First, there is an urgent need for convincing narratives that can show both decision makers and the broader public, why multilateralism is worth preserving and transforming. Far too often multilateralism is perceived as being too remote from the needs of “We, the peoples”, the inspiring opening lines of the Charter of the United Nations. As many national governments as possible could use the 75th as the kick-off to review their own national multilateral policies. Germany’s Foreign Office is doing this with its white paper “Weißbuch Multilateralismus”, bringing in the views of many stakeholders.
Second, more robust multilateral responses must take precedence in the immediate future. Regarding Covid-19, this means that vaccine development and access to vaccines have to be treated as a global public good that is rolled out equitably to those most at risk. There must be greater solidarity in addressing the socio-economic impact of the pandemic. Here, Canada, Jamaica and the UN have stepped into the breach. Together they highlight the financing required to get back on a path towards the Sustainable Development Goals (SDGs) – and countries need to respond. We must also move from the rhetoric to the reality of “building back better”. More ambitious pledges for climate action are needed. Overdue updates to the Nationally Determined Contributions (NDCs) must become instrumental in shaping economic recovery measures so as to achieve carbon neutrality by 2050. The pandemic has stimulated significant behaviour change around the world which will need to accelerate if we are to stave off an even more existential climate crisis.

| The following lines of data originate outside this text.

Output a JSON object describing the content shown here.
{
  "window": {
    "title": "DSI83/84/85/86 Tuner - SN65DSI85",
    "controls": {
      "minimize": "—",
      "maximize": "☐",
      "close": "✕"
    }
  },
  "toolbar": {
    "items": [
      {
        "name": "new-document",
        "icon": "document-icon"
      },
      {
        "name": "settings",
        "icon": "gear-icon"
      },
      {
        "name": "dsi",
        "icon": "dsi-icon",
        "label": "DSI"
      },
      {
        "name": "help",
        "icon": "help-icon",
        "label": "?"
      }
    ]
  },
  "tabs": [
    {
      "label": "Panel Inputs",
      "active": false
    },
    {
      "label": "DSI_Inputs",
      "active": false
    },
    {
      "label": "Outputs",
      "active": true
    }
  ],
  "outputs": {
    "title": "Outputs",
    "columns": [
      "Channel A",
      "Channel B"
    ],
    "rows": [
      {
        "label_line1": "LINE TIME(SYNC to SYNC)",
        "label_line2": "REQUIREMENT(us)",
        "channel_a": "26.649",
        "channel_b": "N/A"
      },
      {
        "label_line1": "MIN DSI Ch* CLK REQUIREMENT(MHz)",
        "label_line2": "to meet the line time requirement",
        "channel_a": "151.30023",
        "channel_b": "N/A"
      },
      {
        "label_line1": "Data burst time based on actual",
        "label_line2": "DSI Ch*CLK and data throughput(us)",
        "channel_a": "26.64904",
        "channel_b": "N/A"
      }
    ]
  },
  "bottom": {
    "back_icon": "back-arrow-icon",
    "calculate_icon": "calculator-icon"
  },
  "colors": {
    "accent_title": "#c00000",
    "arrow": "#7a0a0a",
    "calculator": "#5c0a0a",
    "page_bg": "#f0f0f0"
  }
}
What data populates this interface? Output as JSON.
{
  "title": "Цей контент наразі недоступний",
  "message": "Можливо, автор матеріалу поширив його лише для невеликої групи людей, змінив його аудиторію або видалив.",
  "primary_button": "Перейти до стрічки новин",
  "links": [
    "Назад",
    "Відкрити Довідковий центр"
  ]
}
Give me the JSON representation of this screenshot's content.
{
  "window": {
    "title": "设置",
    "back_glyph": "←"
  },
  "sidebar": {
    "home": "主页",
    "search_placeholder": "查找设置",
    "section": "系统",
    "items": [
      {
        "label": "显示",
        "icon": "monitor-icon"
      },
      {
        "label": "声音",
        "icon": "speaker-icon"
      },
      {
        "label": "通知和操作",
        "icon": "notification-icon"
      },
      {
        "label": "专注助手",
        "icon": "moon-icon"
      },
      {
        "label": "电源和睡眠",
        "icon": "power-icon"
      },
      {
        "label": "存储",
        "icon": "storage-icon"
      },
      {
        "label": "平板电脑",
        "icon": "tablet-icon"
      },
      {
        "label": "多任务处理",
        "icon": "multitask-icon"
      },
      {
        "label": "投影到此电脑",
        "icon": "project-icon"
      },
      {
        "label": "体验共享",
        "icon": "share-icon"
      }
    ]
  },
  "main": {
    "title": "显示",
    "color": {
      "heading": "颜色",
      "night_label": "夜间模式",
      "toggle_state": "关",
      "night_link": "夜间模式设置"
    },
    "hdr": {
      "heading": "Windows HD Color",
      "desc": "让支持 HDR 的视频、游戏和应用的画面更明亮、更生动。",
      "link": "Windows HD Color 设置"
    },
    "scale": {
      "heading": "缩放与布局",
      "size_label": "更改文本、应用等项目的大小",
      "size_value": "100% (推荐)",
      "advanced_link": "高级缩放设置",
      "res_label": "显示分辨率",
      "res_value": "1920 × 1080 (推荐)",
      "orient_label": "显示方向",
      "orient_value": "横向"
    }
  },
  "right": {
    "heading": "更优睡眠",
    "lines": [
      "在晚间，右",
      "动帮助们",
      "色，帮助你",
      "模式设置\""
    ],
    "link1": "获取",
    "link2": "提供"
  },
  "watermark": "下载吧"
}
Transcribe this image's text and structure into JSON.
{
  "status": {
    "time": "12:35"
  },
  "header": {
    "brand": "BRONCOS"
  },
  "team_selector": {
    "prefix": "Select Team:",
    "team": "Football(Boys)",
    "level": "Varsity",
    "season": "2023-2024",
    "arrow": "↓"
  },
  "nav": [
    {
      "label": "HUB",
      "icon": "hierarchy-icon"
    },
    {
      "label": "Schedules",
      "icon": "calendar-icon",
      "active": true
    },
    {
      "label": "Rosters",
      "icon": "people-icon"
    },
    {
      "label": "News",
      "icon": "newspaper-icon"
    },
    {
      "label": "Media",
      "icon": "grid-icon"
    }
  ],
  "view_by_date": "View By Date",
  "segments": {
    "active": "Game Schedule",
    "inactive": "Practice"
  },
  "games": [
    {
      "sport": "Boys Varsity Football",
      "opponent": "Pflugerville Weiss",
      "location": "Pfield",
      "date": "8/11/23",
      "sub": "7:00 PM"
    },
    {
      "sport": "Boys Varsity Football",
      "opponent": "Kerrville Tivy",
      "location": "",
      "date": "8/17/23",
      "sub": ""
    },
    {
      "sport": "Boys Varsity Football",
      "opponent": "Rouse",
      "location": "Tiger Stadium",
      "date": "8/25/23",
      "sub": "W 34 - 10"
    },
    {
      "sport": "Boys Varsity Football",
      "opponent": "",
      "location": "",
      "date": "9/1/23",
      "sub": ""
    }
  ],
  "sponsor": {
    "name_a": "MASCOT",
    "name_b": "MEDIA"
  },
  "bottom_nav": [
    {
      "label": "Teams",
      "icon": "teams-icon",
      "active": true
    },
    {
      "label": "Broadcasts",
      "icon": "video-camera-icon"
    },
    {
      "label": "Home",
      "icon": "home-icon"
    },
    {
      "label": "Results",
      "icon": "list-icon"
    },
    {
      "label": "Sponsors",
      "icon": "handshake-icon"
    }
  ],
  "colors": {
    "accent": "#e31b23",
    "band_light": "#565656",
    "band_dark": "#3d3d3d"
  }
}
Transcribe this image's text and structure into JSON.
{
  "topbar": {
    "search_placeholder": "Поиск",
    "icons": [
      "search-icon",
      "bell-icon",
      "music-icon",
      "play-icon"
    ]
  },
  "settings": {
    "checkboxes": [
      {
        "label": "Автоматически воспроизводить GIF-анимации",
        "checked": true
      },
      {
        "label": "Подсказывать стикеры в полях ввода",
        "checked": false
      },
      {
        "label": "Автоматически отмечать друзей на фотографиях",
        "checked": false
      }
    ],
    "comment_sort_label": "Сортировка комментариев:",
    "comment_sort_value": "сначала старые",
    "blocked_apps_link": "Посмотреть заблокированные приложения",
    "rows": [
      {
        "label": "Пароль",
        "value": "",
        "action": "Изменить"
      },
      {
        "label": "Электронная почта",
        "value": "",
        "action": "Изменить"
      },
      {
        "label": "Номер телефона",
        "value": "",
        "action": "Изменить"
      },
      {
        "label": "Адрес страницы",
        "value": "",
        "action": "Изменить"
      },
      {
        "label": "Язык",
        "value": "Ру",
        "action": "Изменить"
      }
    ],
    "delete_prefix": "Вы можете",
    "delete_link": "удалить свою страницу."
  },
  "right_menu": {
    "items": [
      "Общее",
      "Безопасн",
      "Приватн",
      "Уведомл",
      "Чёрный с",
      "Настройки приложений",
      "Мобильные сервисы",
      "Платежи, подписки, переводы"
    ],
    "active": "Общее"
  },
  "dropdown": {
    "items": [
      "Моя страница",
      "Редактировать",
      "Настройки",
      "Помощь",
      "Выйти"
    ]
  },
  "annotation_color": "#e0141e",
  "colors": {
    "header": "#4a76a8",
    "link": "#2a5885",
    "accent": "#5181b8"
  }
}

Third, despite a complex political context, further UN reforms must be tackled. The 75th anniversary declaration gives the UN Secretary-General the mandate to come back to the General Assembly within a year with recommendations on global challenges and reform proposals. It is critical that the Secretary-General be given the space, resources and intellectual firepower required to mobilise the innovative thinking and inspiration needed – and that he also receives political backing in his endeavours. In the spirit of “inclusive multilateralism”, the policy process going forward should build on specific proposals that were developed in the run-up to the UN’s 75th by civil society actors, think tanks, parliaments, and others – and that the door remains open for much more.
As Member States themselves declare today: “we are here to ensure the future we want, and the United Nations we need.” It’s high time to get on with it.
John Hendra is a former UN Assistant Secretary-General with the UNDG, and UN Women, and is a former UN Resident Coordinator in Vietnam, Tanzania and Latvia. He continues to provide advice on sustainable development issues and UN development system reform through his consulting practice and is also currently an Associate Researcher with German Development Institute / Deutsches Institut für Entwicklungspolitik (DIE).
Silke Weinlich is a senior researcher with the research programme “Inter- and Transnational Cooperation” at the German Development Institute / Deutsches Institut für Entwicklungspolitik (DIE).